The GOP must be betting their voters have a pretty short memory. Because a single news cycle, maybe two, tops, seems to be about the modern GOP’s attention span for discussing gun violence.
Which, actually, sort of makes sense.
What if Republicans actually acted on their “solutions?”
Imagine a world in which GOP leaders like Ted Cruz or Former President Trump were forced to really engage with their disingenuous “solutions” for mass shootings.
Really imagine it: a world in which, faced with the repeated mass murders of innocent Americans, GOP leadership was forced to really grapple with a constituency who demanded accountability. What would America look like if core GOP voters actually expected their leaders to take literally any action to address the so-called “causes” they’ve identified?
In the immediate aftermath of last week’s massacre in Uvalde there was plenty of indignation on the Right about…doors, and the supposed breakdown of the nuclear family, and mental health and, well, pretty much any other topic they could use to grandstand while definitely not talking about guns when it comes to the “causes” of mass shootings.
And indeed, some in local media are asking questions of their Republican overseers. John M. Crisp of the Tribune News Service notes the following in his recent piece Our Gun Problem is Actually a Governance Problem:
“Republicans have been in charge of Texas since 1994, the last year a Democrat won a statewide election. If Abbott knows that a 40-county area surrounding Uvalde has no mental health care facilities, why aren’t Texas Republicans responsible for that failure?
And if school “hardening” is the answer, why haven’t schools in Texas been hardened?”
It’s easier to hide than to engage
Of course, no action will be taken by Congress w/r/t mass shootings. Not only will there be no assault weapons ban, like the one adopted in Canada this week, there will be no action on “mental health,” no crackdown on “fatherlessness,” no all-out pressure campaign to end the scourge that is…”doors.”
This is because it’s easier to hide than to engage, easier to distract than to legislate.
Easier to complain about (but also do absolutely nothing to solve) gas prices and baby formula shortages than it is to get bogged down in complex and nuanced issues like stopping mass shootings in this country.
That gas-price post above is one of dozens, and dozens, on Representative Jim Jordan’s Twitter timeline.

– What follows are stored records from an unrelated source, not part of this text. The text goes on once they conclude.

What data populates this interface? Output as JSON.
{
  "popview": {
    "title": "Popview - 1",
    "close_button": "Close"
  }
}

Take a quick scroll through his feed, if you fancy. And, if you could, let me know in the comments if Rep. Jordan, even once, mentions that his own chamber of Congress just passed an anti-price-gouging bill, giving the “Federal Trade Commission the authority to investigate energy companies for alleged price gouging as prices at gas pumps nationwide hit record highs,” but not only did he not rush to the floor in support of helping everyday Ohioans struggling at the pumps, he voted “nay” on it himself.

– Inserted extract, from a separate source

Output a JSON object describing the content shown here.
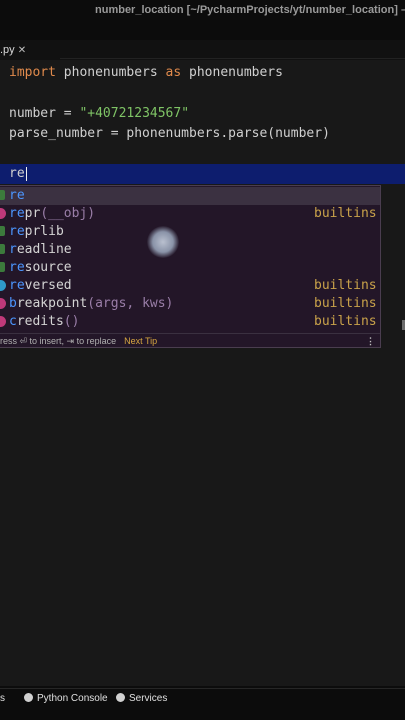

This is the pattern in today’s GOP. Blame, actively exacerbate, blame some more.
Another example: how about all that fake-outrage and hand wringing over the baby formula shortage? (The above tweet is one of hundreds by GOP accounts, all whinging in lockstep, almost as if by coordinated plan…)
How many in GOP leadership have acknowledged the critical role the Trump administration played with its disastrous trade policies removing the safety nets that could have blunted the impact of a formula recall in America? I’ll answer. None. Or. certainly next to none.
This is because the playbook has been the same for the entire Biden administration: identify a problem, grandstand about it in front of constituents about it, blame Biden, Democrats, socialism and communism and Hitler, then actively work to make the problem worse. This, so they can blame Biden again, and Democrats, and on and on. Wash, rinse, repeat.